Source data
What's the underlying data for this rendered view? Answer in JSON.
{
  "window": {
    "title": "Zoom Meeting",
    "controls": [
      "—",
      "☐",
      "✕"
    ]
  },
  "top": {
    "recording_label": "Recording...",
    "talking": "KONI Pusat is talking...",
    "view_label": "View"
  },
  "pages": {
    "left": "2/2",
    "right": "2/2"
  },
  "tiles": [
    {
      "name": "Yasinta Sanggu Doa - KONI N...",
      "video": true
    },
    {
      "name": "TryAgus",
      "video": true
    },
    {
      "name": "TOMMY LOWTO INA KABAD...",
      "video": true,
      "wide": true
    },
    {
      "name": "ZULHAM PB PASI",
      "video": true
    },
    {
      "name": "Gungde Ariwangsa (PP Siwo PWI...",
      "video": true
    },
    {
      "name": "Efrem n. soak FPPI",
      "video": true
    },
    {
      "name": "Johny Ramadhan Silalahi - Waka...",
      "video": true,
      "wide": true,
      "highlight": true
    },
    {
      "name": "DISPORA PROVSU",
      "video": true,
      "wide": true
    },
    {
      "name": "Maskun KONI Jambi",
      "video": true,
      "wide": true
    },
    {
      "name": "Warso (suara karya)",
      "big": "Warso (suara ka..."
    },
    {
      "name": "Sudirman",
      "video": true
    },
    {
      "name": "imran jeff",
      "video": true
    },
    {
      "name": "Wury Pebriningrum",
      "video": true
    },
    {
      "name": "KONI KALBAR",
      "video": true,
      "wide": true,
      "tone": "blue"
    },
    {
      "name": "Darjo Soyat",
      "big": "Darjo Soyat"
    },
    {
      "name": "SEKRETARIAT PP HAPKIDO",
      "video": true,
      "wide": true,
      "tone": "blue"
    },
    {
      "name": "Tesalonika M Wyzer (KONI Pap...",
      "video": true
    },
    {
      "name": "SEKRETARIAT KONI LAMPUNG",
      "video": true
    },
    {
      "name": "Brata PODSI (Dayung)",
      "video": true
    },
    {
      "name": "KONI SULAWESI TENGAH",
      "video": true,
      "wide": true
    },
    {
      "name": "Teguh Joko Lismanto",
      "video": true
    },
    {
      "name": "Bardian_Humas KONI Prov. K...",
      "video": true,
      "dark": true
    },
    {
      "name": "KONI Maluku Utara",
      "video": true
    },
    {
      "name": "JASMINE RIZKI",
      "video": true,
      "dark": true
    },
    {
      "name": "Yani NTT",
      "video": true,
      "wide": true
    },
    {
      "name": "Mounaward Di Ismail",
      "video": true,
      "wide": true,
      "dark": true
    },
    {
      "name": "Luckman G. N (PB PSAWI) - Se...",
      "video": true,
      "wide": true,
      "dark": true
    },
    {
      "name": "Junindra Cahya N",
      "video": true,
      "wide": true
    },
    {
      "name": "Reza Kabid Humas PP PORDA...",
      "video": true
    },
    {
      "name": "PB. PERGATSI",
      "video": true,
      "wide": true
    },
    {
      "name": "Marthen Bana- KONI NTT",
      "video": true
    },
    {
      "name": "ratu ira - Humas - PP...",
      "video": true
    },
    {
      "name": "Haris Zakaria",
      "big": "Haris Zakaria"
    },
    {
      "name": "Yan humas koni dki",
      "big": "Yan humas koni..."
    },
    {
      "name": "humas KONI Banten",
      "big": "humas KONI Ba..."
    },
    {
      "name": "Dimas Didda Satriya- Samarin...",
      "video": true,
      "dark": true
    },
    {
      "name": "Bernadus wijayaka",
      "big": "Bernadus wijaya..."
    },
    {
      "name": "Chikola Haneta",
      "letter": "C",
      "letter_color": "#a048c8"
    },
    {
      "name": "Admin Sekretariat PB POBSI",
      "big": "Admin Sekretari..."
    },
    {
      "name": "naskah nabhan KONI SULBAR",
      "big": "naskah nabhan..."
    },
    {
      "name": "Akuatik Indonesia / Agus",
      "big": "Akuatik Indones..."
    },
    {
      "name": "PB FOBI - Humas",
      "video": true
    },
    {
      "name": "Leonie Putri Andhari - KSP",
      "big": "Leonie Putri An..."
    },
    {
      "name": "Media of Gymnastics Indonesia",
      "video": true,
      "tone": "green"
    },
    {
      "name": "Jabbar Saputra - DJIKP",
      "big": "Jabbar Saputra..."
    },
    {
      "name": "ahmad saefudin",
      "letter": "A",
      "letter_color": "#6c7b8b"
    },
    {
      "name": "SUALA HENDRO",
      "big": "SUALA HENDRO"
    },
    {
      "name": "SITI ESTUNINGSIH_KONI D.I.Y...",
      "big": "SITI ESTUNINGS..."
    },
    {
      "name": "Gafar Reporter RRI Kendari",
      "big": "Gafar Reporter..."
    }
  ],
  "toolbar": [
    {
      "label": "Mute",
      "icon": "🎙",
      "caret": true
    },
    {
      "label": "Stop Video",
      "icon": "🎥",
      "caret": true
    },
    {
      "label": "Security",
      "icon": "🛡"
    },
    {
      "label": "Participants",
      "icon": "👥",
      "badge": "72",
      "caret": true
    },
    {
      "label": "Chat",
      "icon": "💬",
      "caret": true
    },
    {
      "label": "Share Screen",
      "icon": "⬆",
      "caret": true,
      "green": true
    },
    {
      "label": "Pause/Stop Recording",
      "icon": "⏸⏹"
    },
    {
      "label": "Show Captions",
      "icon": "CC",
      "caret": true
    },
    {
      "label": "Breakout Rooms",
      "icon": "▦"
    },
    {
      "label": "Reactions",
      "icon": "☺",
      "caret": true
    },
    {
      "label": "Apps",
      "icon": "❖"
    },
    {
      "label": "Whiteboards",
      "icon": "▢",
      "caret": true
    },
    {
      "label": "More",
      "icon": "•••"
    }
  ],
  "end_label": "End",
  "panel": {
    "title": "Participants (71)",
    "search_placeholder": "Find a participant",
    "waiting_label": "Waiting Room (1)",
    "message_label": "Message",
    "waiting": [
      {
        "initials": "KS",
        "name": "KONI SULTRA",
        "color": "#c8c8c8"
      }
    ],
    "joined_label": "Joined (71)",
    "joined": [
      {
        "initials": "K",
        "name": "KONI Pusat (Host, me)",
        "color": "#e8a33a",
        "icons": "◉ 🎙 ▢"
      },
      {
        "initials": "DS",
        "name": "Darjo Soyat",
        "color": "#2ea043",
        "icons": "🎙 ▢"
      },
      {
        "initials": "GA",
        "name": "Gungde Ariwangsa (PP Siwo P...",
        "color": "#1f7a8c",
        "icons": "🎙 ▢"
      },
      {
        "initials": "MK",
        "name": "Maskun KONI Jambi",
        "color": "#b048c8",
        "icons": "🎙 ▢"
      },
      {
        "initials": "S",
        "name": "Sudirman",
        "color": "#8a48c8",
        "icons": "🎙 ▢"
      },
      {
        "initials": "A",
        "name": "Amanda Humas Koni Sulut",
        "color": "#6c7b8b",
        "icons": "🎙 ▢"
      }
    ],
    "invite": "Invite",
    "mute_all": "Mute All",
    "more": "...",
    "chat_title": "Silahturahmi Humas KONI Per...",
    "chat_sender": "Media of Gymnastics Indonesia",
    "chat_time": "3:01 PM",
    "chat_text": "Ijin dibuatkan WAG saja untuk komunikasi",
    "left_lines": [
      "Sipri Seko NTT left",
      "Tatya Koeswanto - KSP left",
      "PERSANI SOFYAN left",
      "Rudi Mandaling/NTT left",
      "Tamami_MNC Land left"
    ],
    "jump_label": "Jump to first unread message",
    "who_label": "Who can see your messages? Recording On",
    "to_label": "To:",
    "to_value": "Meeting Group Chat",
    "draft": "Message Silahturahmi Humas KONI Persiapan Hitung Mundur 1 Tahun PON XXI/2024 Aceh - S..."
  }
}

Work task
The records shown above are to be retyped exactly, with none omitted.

Solved problem
What's the underlying data for this rendered view? Answer in JSON.
{
  "window": {
    "title": "Zoom Meeting",
    "controls": [
      "—",
      "☐",
      "✕"
    ]
  },
  "top": {
    "recording_label": "Recording...",
    "talking": "KONI Pusat is talking...",
    "view_label": "View"
  },
  "pages": {
    "left": "2/2",
    "right": "2/2"
  },
  "tiles": [
    {
      "name": "Yasinta Sanggu Doa - KONI N...",
      "video": true
    },
    {
      "name": "TryAgus",
      "video": true
    },
    {
      "name": "TOMMY LOWTO INA KABAD...",
      "video": true,
      "wide": true
    },
    {
      "name": "ZULHAM PB PASI",
      "video": true
    },
    {
      "name": "Gungde Ariwangsa (PP Siwo PWI...",
      "video": true
    },
    {
      "name": "Efrem n. soak FPPI",
      "video": true
    },
    {
      "name": "Johny Ramadhan Silalahi - Waka...",
      "video": true,
      "wide": true,
      "highlight": true
    },
    {
      "name": "DISPORA PROVSU",
      "video": true,
      "wide": true
    },
    {
      "name": "Maskun KONI Jambi",
      "video": true,
      "wide": true
    },
    {
      "name": "Warso (suara karya)",
      "big": "Warso (suara ka..."
    },
    {
      "name": "Sudirman",
      "video": true
    },
    {
      "name": "imran jeff",
      "video": true
    },
    {
      "name": "Wury Pebriningrum",
      "video": true
    },
    {
      "name": "KONI KALBAR",
      "video": true,
      "wide": true,
      "tone": "blue"
    },
    {
      "name": "Darjo Soyat",
      "big": "Darjo Soyat"
    },
    {
      "name": "SEKRETARIAT PP HAPKIDO",
      "video": true,
      "wide": true,
      "tone": "blue"
    },
    {
      "name": "Tesalonika M Wyzer (KONI Pap...",
      "video": true
    },
    {
      "name": "SEKRETARIAT KONI LAMPUNG",
      "video": true
    },
    {
      "name": "Brata PODSI (Dayung)",
      "video": true
    },
    {
      "name": "KONI SULAWESI TENGAH",
      "video": true,
      "wide": true
    },
    {
      "name": "Teguh Joko Lismanto",
      "video": true
    },
    {
      "name": "Bardian_Humas KONI Prov. K...",
      "video": true,
      "dark": true
    },
    {
      "name": "KONI Maluku Utara",
      "video": true
    },
    {
      "name": "JASMINE RIZKI",
      "video": true,
      "dark": true
    },
    {
      "name": "Yani NTT",
      "video": true,
      "wide": true
    },
    {
      "name": "Mounaward Di Ismail",
      "video": true,
      "wide": true,
      "dark": true
    },
    {
      "name": "Luckman G. N (PB PSAWI) - Se...",
      "video": true,
      "wide": true,
      "dark": true
    },
    {
      "name": "Junindra Cahya N",
      "video": true,
      "wide": true
    },
    {
      "name": "Reza Kabid Humas PP PORDA...",
      "video": true
    },
    {
      "name": "PB. PERGATSI",
      "video": true,
      "wide": true
    },
    {
      "name": "Marthen Bana- KONI NTT",
      "video": true
    },
    {
      "name": "ratu ira - Humas - PP...",
      "video": true
    },
    {
      "name": "Haris Zakaria",
      "big": "Haris Zakaria"
    },
    {
      "name": "Yan humas koni dki",
      "big": "Yan humas koni..."
    },
    {
      "name": "humas KONI Banten",
      "big": "humas KONI Ba..."
    },
    {
      "name": "Dimas Didda Satriya- Samarin...",
      "video": true,
      "dark": true
    },
    {
      "name": "Bernadus wijayaka",
      "big": "Bernadus wijaya..."
    },
    {
      "name": "Chikola Haneta",
      "letter": "C",
      "letter_color": "#a048c8"
    },
    {
      "name": "Admin Sekretariat PB POBSI",
      "big": "Admin Sekretari..."
    },
    {
      "name": "naskah nabhan KONI SULBAR",
      "big": "naskah nabhan..."
    },
    {
      "name": "Akuatik Indonesia / Agus",
      "big": "Akuatik Indones..."
    },
    {
      "name": "PB FOBI - Humas",
      "video": true
    },
    {
      "name": "Leonie Putri Andhari - KSP",
      "big": "Leonie Putri An..."
    },
    {
      "name": "Media of Gymnastics Indonesia",
      "video": true,
      "tone": "green"
    },
    {
      "name": "Jabbar Saputra - DJIKP",
      "big": "Jabbar Saputra..."
    },
    {
      "name": "ahmad saefudin",
      "letter": "A",
      "letter_color": "#6c7b8b"
    },
    {
      "name": "SUALA HENDRO",
      "big": "SUALA HENDRO"
    },
    {
      "name": "SITI ESTUNINGSIH_KONI D.I.Y...",
      "big": "SITI ESTUNINGS..."
    },
    {
      "name": "Gafar Reporter RRI Kendari",
      "big": "Gafar Reporter..."
    }
  ],
  "toolbar": [
    {
      "label": "Mute",
      "icon": "🎙",
      "caret": true
    },
    {
      "label": "Stop Video",
      "icon": "🎥",
      "caret": true
    },
    {
      "label": "Security",
      "icon": "🛡"
    },
    {
      "label": "Participants",
      "icon": "👥",
      "badge": "72",
      "caret": true
    },
    {
      "label": "Chat",
      "icon": "💬",
      "caret": true
    },
    {
      "label": "Share Screen",
      "icon": "⬆",
      "caret": true,
      "green": true
    },
    {
      "label": "Pause/Stop Recording",
      "icon": "⏸⏹"
    },
    {
      "label": "Show Captions",
      "icon": "CC",
      "caret": true
    },
    {
      "label": "Breakout Rooms",
      "icon": "▦"
    },
    {
      "label": "Reactions",
      "icon": "☺",
      "caret": true
    },
    {
      "label": "Apps",
      "icon": "❖"
    },
    {
      "label": "Whiteboards",
      "icon": "▢",
      "caret": true
    },
    {
      "label": "More",
      "icon": "•••"
    }
  ],
  "end_label": "End",
  "panel": {
    "title": "Participants (71)",
    "search_placeholder": "Find a participant",
    "waiting_label": "Waiting Room (1)",
    "message_label": "Message",
    "waiting": [
      {
        "initials": "KS",
        "name": "KONI SULTRA",
        "color": "#c8c8c8"
      }
    ],
    "joined_label": "Joined (71)",
    "joined": [
      {
        "initials": "K",
        "name": "KONI Pusat (Host, me)",
        "color": "#e8a33a",
        "icons": "◉ 🎙 ▢"
      },
      {
        "initials": "DS",
        "name": "Darjo Soyat",
        "color": "#2ea043",
        "icons": "🎙 ▢"
      },
      {
        "initials": "GA",
        "name": "Gungde Ariwangsa (PP Siwo P...",
        "color": "#1f7a8c",
        "icons": "🎙 ▢"
      },
      {
        "initials": "MK",
        "name": "Maskun KONI Jambi",
        "color": "#b048c8",
        "icons": "🎙 ▢"
      },
      {
        "initials": "S",
        "name": "Sudirman",
        "color": "#8a48c8",
        "icons": "🎙 ▢"
      },
      {
        "initials": "A",
        "name": "Amanda Humas Koni Sulut",
        "color": "#6c7b8b",
        "icons": "🎙 ▢"
      }
    ],
    "invite": "Invite",
    "mute_all": "Mute All",
    "more": "...",
    "chat_title": "Silahturahmi Humas KONI Per...",
    "chat_sender": "Media of Gymnastics Indonesia",
    "chat_time": "3:01 PM",
    "chat_text": "Ijin dibuatkan WAG saja untuk komunikasi",
    "left_lines": [
      "Sipri Seko NTT left",
      "Tatya Koeswanto - KSP left",
      "PERSANI SOFYAN left",
      "Rudi Mandaling/NTT left",
      "Tamami_MNC Land left"
    ],
    "jump_label": "Jump to first unread message",
    "who_label": "Who can see your messages? Recording On",
    "to_label": "To:",
    "to_value": "Meeting Group Chat",
    "draft": "Message Silahturahmi Humas KONI Persiapan Hitung Mundur 1 Tahun PON XXI/2024 Aceh - S..."
  }
}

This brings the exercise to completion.